■ **EXERCISE OBJECTIVE**:
Starting with the first line, output the data exactly, through to the last line.

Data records
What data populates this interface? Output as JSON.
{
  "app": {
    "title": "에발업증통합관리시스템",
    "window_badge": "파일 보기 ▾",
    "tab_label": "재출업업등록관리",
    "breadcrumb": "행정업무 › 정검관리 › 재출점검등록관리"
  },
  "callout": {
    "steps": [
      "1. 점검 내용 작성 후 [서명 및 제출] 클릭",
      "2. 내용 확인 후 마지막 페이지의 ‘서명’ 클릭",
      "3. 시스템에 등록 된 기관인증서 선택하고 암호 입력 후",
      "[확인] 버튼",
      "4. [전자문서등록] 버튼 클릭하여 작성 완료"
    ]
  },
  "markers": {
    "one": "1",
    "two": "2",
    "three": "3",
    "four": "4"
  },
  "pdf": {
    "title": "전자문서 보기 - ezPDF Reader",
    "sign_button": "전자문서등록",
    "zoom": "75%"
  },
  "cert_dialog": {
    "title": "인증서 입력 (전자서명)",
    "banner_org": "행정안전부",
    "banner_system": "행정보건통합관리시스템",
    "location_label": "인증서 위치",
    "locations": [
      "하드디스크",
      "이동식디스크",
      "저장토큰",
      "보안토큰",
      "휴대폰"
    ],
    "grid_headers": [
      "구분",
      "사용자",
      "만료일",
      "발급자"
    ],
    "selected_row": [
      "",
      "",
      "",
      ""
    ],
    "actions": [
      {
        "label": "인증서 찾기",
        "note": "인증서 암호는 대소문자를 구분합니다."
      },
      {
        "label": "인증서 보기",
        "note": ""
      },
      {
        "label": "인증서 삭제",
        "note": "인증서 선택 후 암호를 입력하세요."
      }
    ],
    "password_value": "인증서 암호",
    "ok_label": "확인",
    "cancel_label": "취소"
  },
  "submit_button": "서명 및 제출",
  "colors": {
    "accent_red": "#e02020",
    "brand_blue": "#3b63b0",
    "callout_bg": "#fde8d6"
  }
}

■ **OUTPUT OF THE TASK**:
What data populates this interface? Output as JSON.
{
  "app": {
    "title": "에발업증통합관리시스템",
    "window_badge": "파일 보기 ▾",
    "tab_label": "재출업업등록관리",
    "breadcrumb": "행정업무 › 정검관리 › 재출점검등록관리"
  },
  "callout": {
    "steps": [
      "1. 점검 내용 작성 후 [서명 및 제출] 클릭",
      "2. 내용 확인 후 마지막 페이지의 ‘서명’ 클릭",
      "3. 시스템에 등록 된 기관인증서 선택하고 암호 입력 후",
      "[확인] 버튼",
      "4. [전자문서등록] 버튼 클릭하여 작성 완료"
    ]
  },
  "markers": {
    "one": "1",
    "two": "2",
    "three": "3",
    "four": "4"
  },
  "pdf": {
    "title": "전자문서 보기 - ezPDF Reader",
    "sign_button": "전자문서등록",
    "zoom": "75%"
  },
  "cert_dialog": {
    "title": "인증서 입력 (전자서명)",
    "banner_org": "행정안전부",
    "banner_system": "행정보건통합관리시스템",
    "location_label": "인증서 위치",
    "locations": [
      "하드디스크",
      "이동식디스크",
      "저장토큰",
      "보안토큰",
      "휴대폰"
    ],
    "grid_headers": [
      "구분",
      "사용자",
      "만료일",
      "발급자"
    ],
    "selected_row": [
      "",
      "",
      "",
      ""
    ],
    "actions": [
      {
        "label": "인증서 찾기",
        "note": "인증서 암호는 대소문자를 구분합니다."
      },
      {
        "label": "인증서 보기",
        "note": ""
      },
      {
        "label": "인증서 삭제",
        "note": "인증서 선택 후 암호를 입력하세요."
      }
    ],
    "password_value": "인증서 암호",
    "ok_label": "확인",
    "cancel_label": "취소"
  },
  "submit_button": "서명 및 제출",
  "colors": {
    "accent_red": "#e02020",
    "brand_blue": "#3b63b0",
    "callout_bg": "#fde8d6"
  }
}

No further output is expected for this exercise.